____ Supplied records

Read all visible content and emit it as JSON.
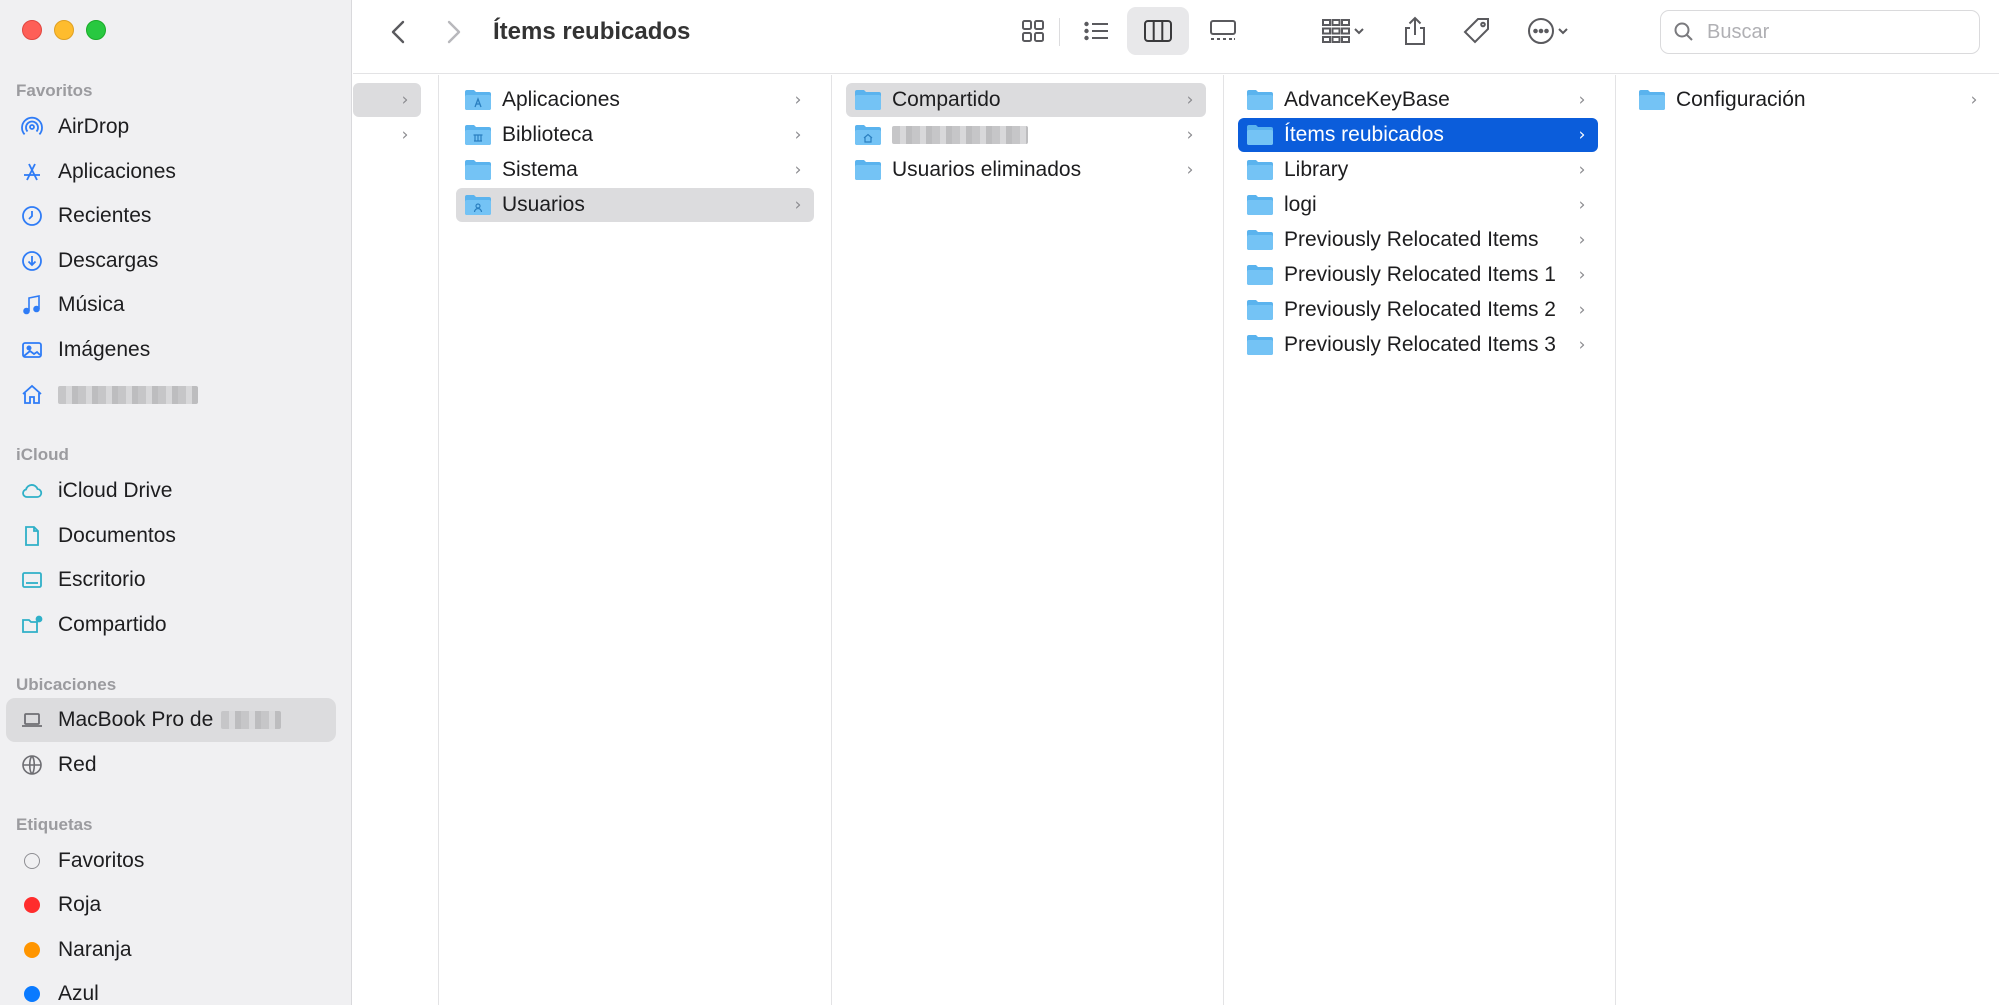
{
  "window": {
    "title": "Ítems reubicados"
  },
  "sidebar": {
    "sections": {
      "favorites": "Favoritos",
      "icloud": "iCloud",
      "locations": "Ubicaciones",
      "tags": "Etiquetas"
    },
    "favorites": [
      {
        "label": "AirDrop",
        "icon": "airdrop-icon"
      },
      {
        "label": "Aplicaciones",
        "icon": "applications-icon"
      },
      {
        "label": "Recientes",
        "icon": "clock-icon"
      },
      {
        "label": "Descargas",
        "icon": "download-icon"
      },
      {
        "label": "Música",
        "icon": "music-icon"
      },
      {
        "label": "Imágenes",
        "icon": "photo-icon"
      },
      {
        "label": "",
        "icon": "home-icon"
      }
    ],
    "icloud": [
      {
        "label": "iCloud Drive",
        "icon": "cloud-icon"
      },
      {
        "label": "Documentos",
        "icon": "document-icon"
      },
      {
        "label": "Escritorio",
        "icon": "desktop-icon"
      },
      {
        "label": "Compartido",
        "icon": "shared-folder-icon"
      }
    ],
    "locations": [
      {
        "label": "MacBook Pro de",
        "icon": "laptop-icon"
      },
      {
        "label": "Red",
        "icon": "network-icon"
      }
    ],
    "tags": [
      {
        "label": "Favoritos",
        "color": "none"
      },
      {
        "label": "Roja",
        "color": "#ff2d2d"
      },
      {
        "label": "Naranja",
        "color": "#ff9500"
      },
      {
        "label": "Azul",
        "color": "#0a7aff"
      }
    ]
  },
  "toolbar": {
    "back": "back-chevron-icon",
    "forward": "forward-chevron-icon",
    "view_modes": [
      "icon-view-icon",
      "list-view-icon",
      "column-view-icon",
      "gallery-view-icon"
    ],
    "active_view": "column-view-icon",
    "search_placeholder": "Buscar"
  },
  "columns": [
    {
      "items": [
        {
          "label": "",
          "selected": "grey"
        },
        {
          "label": ""
        }
      ]
    },
    {
      "items": [
        {
          "label": "Aplicaciones",
          "icon": "folder-apps-icon"
        },
        {
          "label": "Biblioteca",
          "icon": "folder-library-icon"
        },
        {
          "label": "Sistema",
          "icon": "folder-system-icon"
        },
        {
          "label": "Usuarios",
          "icon": "folder-users-icon",
          "selected": "grey"
        }
      ]
    },
    {
      "items": [
        {
          "label": "Compartido",
          "icon": "folder-icon",
          "selected": "grey"
        },
        {
          "label": "",
          "icon": "folder-home-icon"
        },
        {
          "label": "Usuarios eliminados",
          "icon": "folder-icon"
        }
      ]
    },
    {
      "items": [
        {
          "label": "AdvanceKeyBase"
        },
        {
          "label": "Ítems reubicados",
          "selected": "blue"
        },
        {
          "label": "Library"
        },
        {
          "label": "logi"
        },
        {
          "label": "Previously Relocated Items"
        },
        {
          "label": "Previously Relocated Items 1"
        },
        {
          "label": "Previously Relocated Items 2"
        },
        {
          "label": "Previously Relocated Items 3"
        }
      ]
    },
    {
      "items": [
        {
          "label": "Configuración"
        }
      ]
    }
  ]
}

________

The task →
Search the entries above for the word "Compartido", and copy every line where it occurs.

Exercise answer →
        "label": "Compartido",
          "label": "Compartido",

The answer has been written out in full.